Task prompt: In the listing below, find each line with the string "yyyy" and return it.
Dataset section start
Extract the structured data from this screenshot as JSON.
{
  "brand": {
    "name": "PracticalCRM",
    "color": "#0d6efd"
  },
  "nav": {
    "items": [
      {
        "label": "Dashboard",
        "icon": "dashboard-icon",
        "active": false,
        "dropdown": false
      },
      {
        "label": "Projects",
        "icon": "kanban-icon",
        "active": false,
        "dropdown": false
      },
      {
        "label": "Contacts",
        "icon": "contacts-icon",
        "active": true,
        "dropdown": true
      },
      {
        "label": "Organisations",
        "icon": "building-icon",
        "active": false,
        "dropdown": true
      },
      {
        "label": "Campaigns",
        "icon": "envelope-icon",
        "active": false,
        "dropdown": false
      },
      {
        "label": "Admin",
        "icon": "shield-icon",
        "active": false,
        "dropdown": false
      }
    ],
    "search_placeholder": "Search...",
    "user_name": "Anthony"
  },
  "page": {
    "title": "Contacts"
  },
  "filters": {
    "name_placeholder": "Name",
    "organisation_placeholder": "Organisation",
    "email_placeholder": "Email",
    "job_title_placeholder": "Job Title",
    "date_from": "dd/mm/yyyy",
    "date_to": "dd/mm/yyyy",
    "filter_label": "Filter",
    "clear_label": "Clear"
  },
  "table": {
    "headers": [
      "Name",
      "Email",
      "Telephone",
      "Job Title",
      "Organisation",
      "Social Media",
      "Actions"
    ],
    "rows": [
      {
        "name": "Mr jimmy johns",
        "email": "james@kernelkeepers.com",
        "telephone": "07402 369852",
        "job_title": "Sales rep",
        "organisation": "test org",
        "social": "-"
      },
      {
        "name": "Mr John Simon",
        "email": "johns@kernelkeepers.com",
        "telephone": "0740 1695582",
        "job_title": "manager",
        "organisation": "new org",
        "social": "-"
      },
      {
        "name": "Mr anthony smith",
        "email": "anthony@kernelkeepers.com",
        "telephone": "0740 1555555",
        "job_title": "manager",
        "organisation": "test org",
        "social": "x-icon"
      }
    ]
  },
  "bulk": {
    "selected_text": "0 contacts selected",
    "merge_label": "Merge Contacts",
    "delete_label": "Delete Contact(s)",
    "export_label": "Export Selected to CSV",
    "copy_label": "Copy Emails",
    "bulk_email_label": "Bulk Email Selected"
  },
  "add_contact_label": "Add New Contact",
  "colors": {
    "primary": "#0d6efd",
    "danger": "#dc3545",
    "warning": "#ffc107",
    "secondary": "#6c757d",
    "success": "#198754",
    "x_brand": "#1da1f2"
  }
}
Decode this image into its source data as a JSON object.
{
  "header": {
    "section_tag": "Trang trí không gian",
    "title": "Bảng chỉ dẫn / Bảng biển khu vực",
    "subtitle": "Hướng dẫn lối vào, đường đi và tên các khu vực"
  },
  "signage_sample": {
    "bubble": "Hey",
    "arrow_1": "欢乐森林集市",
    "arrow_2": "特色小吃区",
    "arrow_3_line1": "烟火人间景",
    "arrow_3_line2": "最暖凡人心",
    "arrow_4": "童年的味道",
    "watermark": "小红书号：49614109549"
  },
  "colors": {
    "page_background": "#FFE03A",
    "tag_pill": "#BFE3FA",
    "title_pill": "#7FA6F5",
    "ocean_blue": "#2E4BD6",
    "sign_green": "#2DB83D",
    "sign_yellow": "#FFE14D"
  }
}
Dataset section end
Answer section:
    "date_from": "dd/mm/yyyy",
    "date_to": "dd/mm/yyyy",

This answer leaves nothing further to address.